The argument stopped when the principal called for quiet in order to start his speech. After a ramble about the schools successful year, he went on to talk about its more successful pupils, Cassie among them. By the time he asked her on stage, the crowd were restless. No one wanted to listen to this.
In contrast, the room underwent a transformation when Patrick’s name was called. As he made his way onto the stage, the crowd cheered. They clapped and whistled as he grinned, waving back at them. When he moved to Cassie’s side, he leaned towards her. “They should have cheered for you,” he said, “I’ve done nothing in comparison.” Cassie stopped listening to the Principal's speech at that point.
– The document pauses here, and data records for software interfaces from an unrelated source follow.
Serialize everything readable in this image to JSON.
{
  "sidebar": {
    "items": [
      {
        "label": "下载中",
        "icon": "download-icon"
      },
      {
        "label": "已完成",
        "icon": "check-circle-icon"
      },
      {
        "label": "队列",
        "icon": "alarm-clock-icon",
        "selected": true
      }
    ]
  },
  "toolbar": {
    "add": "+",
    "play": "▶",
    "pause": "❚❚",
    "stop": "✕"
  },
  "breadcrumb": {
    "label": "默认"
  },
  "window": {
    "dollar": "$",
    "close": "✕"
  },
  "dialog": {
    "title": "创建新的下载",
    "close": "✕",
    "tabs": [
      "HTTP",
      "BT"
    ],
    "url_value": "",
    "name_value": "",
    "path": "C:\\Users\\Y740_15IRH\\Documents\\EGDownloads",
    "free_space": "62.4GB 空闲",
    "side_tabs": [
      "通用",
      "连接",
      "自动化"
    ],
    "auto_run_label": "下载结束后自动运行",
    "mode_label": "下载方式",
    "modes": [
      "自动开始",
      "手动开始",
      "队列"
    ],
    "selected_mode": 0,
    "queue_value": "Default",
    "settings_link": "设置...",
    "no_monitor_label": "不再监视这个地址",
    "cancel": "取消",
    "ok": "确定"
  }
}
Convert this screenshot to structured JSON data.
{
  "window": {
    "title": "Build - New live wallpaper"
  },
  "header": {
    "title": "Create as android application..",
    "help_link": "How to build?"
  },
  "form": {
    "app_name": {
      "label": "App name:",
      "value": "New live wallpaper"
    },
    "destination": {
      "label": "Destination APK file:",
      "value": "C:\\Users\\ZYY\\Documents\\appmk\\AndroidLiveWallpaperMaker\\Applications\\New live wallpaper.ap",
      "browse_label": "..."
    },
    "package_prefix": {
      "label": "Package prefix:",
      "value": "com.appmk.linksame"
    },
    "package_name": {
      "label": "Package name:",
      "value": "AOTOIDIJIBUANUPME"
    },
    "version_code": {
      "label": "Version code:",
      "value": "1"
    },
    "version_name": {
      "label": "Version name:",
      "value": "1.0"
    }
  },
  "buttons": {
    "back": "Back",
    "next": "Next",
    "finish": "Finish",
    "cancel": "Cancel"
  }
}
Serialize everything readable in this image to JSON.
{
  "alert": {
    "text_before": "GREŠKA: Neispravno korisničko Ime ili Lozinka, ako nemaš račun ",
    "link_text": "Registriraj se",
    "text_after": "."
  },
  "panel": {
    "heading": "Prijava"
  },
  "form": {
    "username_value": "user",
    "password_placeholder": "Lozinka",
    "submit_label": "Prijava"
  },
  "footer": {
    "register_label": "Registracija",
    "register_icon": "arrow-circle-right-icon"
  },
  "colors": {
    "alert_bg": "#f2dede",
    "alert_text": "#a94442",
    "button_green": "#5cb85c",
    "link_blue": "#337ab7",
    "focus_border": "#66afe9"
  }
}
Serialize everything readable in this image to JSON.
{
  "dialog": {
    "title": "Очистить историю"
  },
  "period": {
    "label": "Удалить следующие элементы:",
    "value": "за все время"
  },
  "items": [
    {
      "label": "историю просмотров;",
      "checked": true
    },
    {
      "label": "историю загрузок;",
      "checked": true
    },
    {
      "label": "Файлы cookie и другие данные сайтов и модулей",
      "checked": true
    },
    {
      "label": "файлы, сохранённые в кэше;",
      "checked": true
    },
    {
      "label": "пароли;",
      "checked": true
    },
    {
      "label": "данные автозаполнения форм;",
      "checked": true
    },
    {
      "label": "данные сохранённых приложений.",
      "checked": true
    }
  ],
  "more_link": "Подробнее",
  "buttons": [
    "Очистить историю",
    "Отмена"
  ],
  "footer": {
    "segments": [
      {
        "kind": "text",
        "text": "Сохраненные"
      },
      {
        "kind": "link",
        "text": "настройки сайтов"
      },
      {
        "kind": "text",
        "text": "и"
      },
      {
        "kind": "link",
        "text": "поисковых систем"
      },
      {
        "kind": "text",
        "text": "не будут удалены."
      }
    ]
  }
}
Patrick’s acknowledgement of her achievements was enough.
As soon as it was over, Cassie headed for the door. The sooner she got home the better. “Cassie, wait.” She collided with Patrick as he rushed after her. He had a grin on his face from ear to ear. “How about that dance?”
“I want to go home.”
“Just one dance. Come on, Cassie. We’ve known each other all our lives, and we’ll all be saying goodbye soon.”
“I thought you would be dancing with Vicki.”
“It’s just one dance, and I don’t care about Vicki.” He grabbed hold of her hand to pull her back to the dance floor.
“Fine, whatever. If it makes you happy.”
“It would make me very happy.”
He pulled her into his arms as they settled into a slower dance. “Not so bad is it?”
“I never thought it would be bad. It’s just not going to make you popular.”
“If you’re worried about Vicki, don’t. She’s not worth worrying about.”
As she met his eyes, she was sure the emotion in them wasn’t the pity she expected. “She’s your girlfriend.”
“Not for much longer. That crap outside, there’s no need for it. You’re a good person, Cassie, you don’t deserve that treatment.”
“I appreciate it. It’s par for the course with Vicki though, she’s been doing that for years.”
“Oh? I guess she hasn’t done it in front of me otherwise I would have said something before now.”
“Patrick, you’re a nice guy. You always have been. This is my life. Tonight would never have been any different.”
It was as if he saw her for the first time, really saw her. A lump formed in Cassie’s throat, and she found herself unable to take her eyes off him. She closed her eyes sure she had to be imagining things. There would never be anything between them.
“Do you remember when we were kids, Cassie? We hung out all the time. Whatever happened to that?”
“We grew up, Patrick. Once we got old enough to realise there were pretty big differences between boys and girls, that was it.”
“I always knew though. You were always special to me, Cass.”
He hadn’t called her that in years. The familiarity made her warm inside.
“I appreciate that. Your friendship meant a lot.”
“Whatever happened to us?” His tone was sad, and her stomach did that flip thing again.
“I told you, Patrick, we just got older. It is what it is.”
“I’m sorry that’s what it is then.” He pulled her tight into him. For the first time, she pressed up against this man she had loved since she was a girl. His eyes searched hers for something. But what?
Vicki came barrelling towards them. “Your pity dance is over, Patrick, you can come dance with me now.”
Letting go of Cassie, he turned to Vicki. “Cassie is an old friend, and I care about her no matter what you say. I’m going to walk her to her car if she still wants to, and then we’re going to talk.”
“Good. I’ve got a few things I want to say to you.” She glared at Cassie before walking away.
“I’m still going,” she said.
“That’s a shame. I’ll make sure you get to your car okay.”
“Thank you, I appreciate it.”
Patrick walked beside her out to the car. Once in, she wound the window down as he stood beside the car. He leaned over, peering in. “You know I wish I was coming with you. I hate this crap.”
“You mean the dance?”
“The only reason I am here, is because the principal insisted on it.”
“Same. If you want a lift home, I’d be happy to take you.”
He frowned. “I need to deal with a few things tonight. We’ll talk soon though, Cassie, I promise.” He stood to walk away.